Stronger winds, bigger waves could be result of warmer ocean
Surfers, kiteboarders, and other ocean joy-riders might be pleased with this latest bit of news. Wind speeds and wave heights have been increasing over the past quarter century, a result possibly linked to warmer waters caused by climate change.
A study published last week in the journal Science states that wind speeds over the majority of the world’s oceans have increased by at least 0.25 percent to 0.5 percent per year, a cumulative increase of 5 to 10 percent over the last 20 years. That’s quite a bit of lift. Meanwhile, waves have jumped in height, but less significantly.
The overall pattern is a higher growth in big, big waves, which makes sense since these kinds of waves tend to be generated by storms. Bigger storms, like hurricanes and cyclones, could be related to the ocean patterns and are long suspected to be on the rise because of climate change.

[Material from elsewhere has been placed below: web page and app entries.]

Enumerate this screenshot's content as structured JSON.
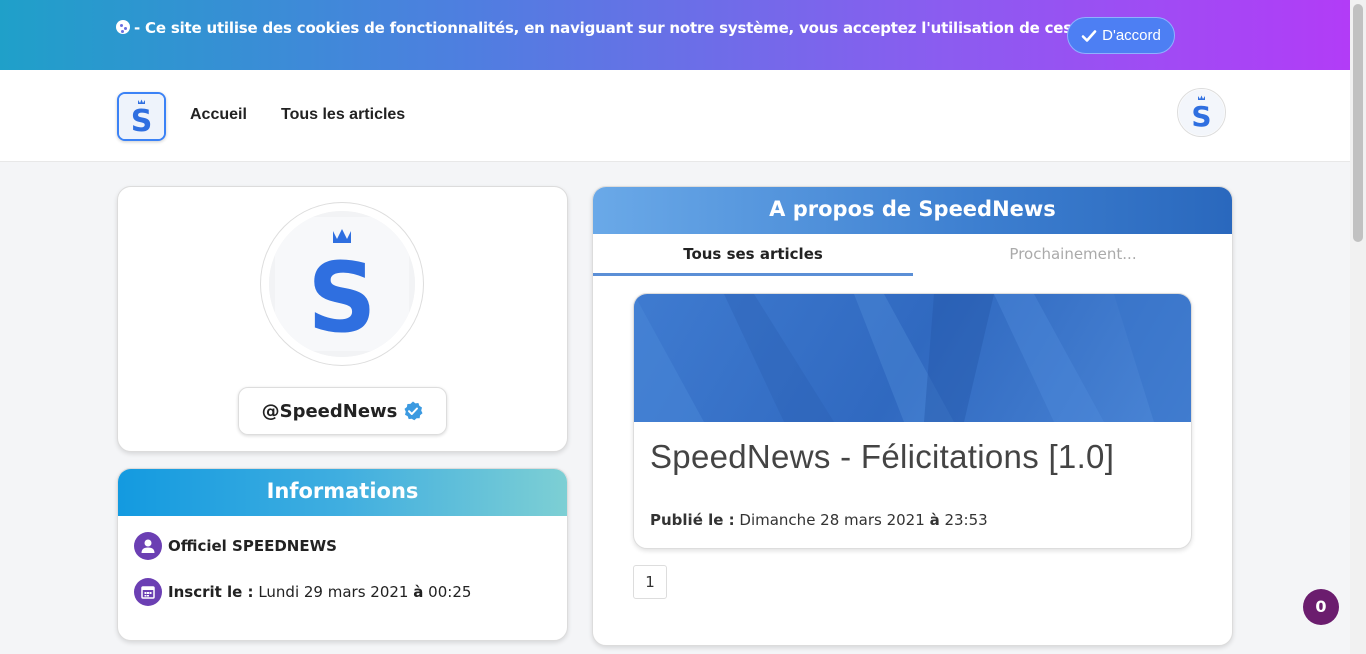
{
  "cookie_banner": {
    "icon": "cookie-icon",
    "text": "- Ce site utilise des cookies de fonctionnalités, en naviguant sur notre système, vous acceptez l'utilisation de ces derniers.",
    "button_label": "D'accord"
  },
  "navbar": {
    "links": [
      "Accueil",
      "Tous les articles"
    ]
  },
  "profile": {
    "handle": "@SpeedNews"
  },
  "informations": {
    "title": "Informations",
    "name": "Officiel SPEEDNEWS",
    "registered_label": "Inscrit le :",
    "registered_date": "Lundi 29 mars 2021",
    "registered_at": "à",
    "registered_time": "00:25"
  },
  "about": {
    "title": "A propos de SpeedNews",
    "tabs": [
      "Tous ses articles",
      "Prochainement..."
    ],
    "articles": [
      {
        "title": "SpeedNews - Félicitations [1.0]",
        "published_label": "Publié le :",
        "date": "Dimanche 28 mars 2021",
        "at": "à",
        "time": "23:53"
      }
    ],
    "pagination": [
      "1"
    ]
  },
  "notification_count": "0",
  "colors": {
    "brand_blue": "#2f6fe0",
    "badge_purple": "#6b1d6e",
    "icon_purple": "#6b3fb3"
  }
}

But the authors, led by Ian Young at the Australian National University in Canberra, warn against preliminarily linking the results to climate change. Decadal variations in wind belts have been observed as have periodic changes in wave heights, making it difficult to know whether the results are at the top end of a oscillation or a steadily increasing trend. “Only a longer data set will be able to separate these possibilities,” the authors write.